By Laura Salas, Translation by Facundo Ercole
I’ve been a warrior because I’m from a town which is full of warriors.
Berta Cáceres, founder of the Concejo Cívico Popular de Honduras (COPINH) [Honduras Popular Civic Council], has become an icon in the fight of hundreds communities across the Mesoamerica and the rest of the American continent. Her emblematic murder one year ago reveals alleged collusion between the Government of Honduras and the DESA Company – in charge of the construction of the Agua Zarca hydroelectric power plant – targeting Cáceres because of her leadership in defending the Lenca communities’ rights to their land in Honduras.
In their last report, Global Witness provided a summary of their most important findings: 1) the relationship between DESA and the murder of Berta Cáceres, since two of the men currently apprehended for of the murder were workers of DESA. 2) The relationship between the Honduras armed forces and the murder of Berta Cáceres, since three of the people detained for the murder were related to the Honduran military; the fact that the president of the DESA company, Roberto David Castillo Mejía, used to be military intelligence; and the fact that it has been reported that Berta Cáceres’ name was on a military black list.
Indigenous communities and collectives across Latin America follow her example and celebrate her fight for the defense of their territories against the vast transnational firms that are supported by local governments and turn a profit from their natural resources, at the expense of the rights of indigenous peoples. And which, in some cases like Berta’s, includes the cost of human life.
In this context, the use of technology becomes a must for the communities and the protectors of the land, whom day to day watch over their territories. Today, these technologies are necessary tools that allow social movements to tell their stories and to share their perspective on what is really happening, and which in many case help expose atrocious violations to the human rights.
That is why, on the anniversary of the condemnable murder of Berta, we are focused on remembering the audiovisual work that her death has inspired and honoring not only of Berta’s legacy, but also about the fight of whole communities which are abused day after day.
La Guardiana de los Ríos
La Guardiana de los Ríos (The Guardian of the Rivers) is a production of Campaña Madre Tierra (Mother Earth Campaign), supported by popular organizations to show that “inland Honduras, one of the most dangerous countries for defenders of natural resources, governed by the idea of extractive development that clashes with the communities’ worldview and doesn’t allow them to make decisions about their environment”. This documentary begins with a phrase from Berta:
“[We] the Lenca people are ancestral custodians of the rivers, and we are protected by spirits of the girls who teach us that giving life in many ways to defend rivers is giving life for the good of humanity and this planet”
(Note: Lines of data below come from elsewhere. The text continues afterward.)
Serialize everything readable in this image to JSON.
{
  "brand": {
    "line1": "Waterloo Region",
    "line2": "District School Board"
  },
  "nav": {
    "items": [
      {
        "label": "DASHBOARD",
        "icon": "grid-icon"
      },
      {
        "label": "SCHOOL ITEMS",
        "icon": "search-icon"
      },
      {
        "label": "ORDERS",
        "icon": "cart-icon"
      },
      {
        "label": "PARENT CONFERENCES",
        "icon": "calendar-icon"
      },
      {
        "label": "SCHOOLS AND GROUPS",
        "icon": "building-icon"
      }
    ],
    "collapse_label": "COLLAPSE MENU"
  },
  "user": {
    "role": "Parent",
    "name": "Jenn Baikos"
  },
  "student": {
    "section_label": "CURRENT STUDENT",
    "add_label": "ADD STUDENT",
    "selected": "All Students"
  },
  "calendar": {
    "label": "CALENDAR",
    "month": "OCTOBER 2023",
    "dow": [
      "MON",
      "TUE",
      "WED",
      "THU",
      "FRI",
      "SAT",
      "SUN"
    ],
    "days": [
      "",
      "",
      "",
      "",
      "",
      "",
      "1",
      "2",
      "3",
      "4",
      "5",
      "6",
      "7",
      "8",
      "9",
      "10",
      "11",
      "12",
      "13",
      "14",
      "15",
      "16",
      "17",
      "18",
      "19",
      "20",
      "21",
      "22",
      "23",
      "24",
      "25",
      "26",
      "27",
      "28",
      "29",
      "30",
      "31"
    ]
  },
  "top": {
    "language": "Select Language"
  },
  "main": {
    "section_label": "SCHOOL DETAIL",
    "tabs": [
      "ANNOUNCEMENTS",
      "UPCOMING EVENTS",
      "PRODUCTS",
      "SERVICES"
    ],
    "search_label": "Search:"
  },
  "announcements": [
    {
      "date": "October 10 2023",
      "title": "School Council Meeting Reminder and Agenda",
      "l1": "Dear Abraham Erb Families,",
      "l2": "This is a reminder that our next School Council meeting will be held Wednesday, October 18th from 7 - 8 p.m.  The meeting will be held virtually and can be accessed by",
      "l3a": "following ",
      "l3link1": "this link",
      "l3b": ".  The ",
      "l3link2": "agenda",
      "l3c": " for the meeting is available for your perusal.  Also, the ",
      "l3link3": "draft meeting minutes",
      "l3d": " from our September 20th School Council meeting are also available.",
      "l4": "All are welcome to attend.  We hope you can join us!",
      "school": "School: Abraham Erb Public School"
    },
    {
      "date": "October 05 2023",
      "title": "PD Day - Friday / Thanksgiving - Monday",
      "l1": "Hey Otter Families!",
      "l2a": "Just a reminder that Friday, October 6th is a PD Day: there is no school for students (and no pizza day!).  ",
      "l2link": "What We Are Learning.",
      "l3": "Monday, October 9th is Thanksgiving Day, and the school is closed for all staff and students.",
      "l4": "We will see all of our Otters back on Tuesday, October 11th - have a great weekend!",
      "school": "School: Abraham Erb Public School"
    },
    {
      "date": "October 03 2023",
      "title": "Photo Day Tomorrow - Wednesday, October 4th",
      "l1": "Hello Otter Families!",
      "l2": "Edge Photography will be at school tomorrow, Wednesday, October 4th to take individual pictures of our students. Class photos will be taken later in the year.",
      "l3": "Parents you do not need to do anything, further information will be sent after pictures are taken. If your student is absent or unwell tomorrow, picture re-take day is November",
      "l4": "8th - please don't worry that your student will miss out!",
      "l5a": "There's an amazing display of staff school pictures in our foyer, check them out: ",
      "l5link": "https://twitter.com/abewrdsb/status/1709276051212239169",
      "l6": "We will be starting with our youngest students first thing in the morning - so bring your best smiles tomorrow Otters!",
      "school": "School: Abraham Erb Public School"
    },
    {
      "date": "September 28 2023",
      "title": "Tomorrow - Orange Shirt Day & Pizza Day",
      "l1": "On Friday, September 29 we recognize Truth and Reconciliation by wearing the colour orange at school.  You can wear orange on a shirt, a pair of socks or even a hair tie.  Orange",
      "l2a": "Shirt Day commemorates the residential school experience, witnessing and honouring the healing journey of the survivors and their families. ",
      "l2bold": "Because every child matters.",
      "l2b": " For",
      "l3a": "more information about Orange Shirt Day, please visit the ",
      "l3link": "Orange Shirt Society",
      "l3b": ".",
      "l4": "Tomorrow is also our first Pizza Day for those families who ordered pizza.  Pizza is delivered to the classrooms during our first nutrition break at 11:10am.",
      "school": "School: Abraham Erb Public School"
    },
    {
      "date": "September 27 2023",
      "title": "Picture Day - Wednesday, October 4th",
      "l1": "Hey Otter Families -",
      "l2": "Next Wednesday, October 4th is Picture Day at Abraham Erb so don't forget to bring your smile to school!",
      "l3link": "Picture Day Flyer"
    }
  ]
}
Berta No Murió, Se Multiplicó (Berta has not died – she has multiplied)
“We fight to make energy a right of the people. It should be part of the common goods and thus we should have the authority to decide. Understand why the energy is tied to the dams, to the mines, to the water and to the oil companies, and understand why these projects are above the Government.”
This documentary includes Berta’s own words, made by the Caravana Mesoamericana Para El Buen Vivir De Los Pueblos En Resistencia (Mesoamerican Caravan for the Welfare of Communities in Resistance) in order to “show the truth and the context behind the murder, contrary to what the Government and the media in Honduras want us to believe”.
Berta Vive (Berta Lives)
The documentary Berta Vive clearly shows the international condemnation of Berta’s brutal murder, the Honduran government’s attempts to discredit Berta’s efforts and the racism towards the Lenca people from international organisms such as the Fondo de Desarrollo Holandés (FMO, Dutch Development Bank) that finance extractive developments in Honduras, such as the dams to which the COPINH is opposed to.
All these documentaries show us that, not unlike Berta, the Lenca people, who resist the exploitation of their territory, are in danger because of their activism – but also they show us how strong and determined they are. That is why these documentaries are essential to support the fight of the women and their communities. This is the only way in which we can join our voices to decrease the threats they face and so the land and natural resources they fight for remain protected.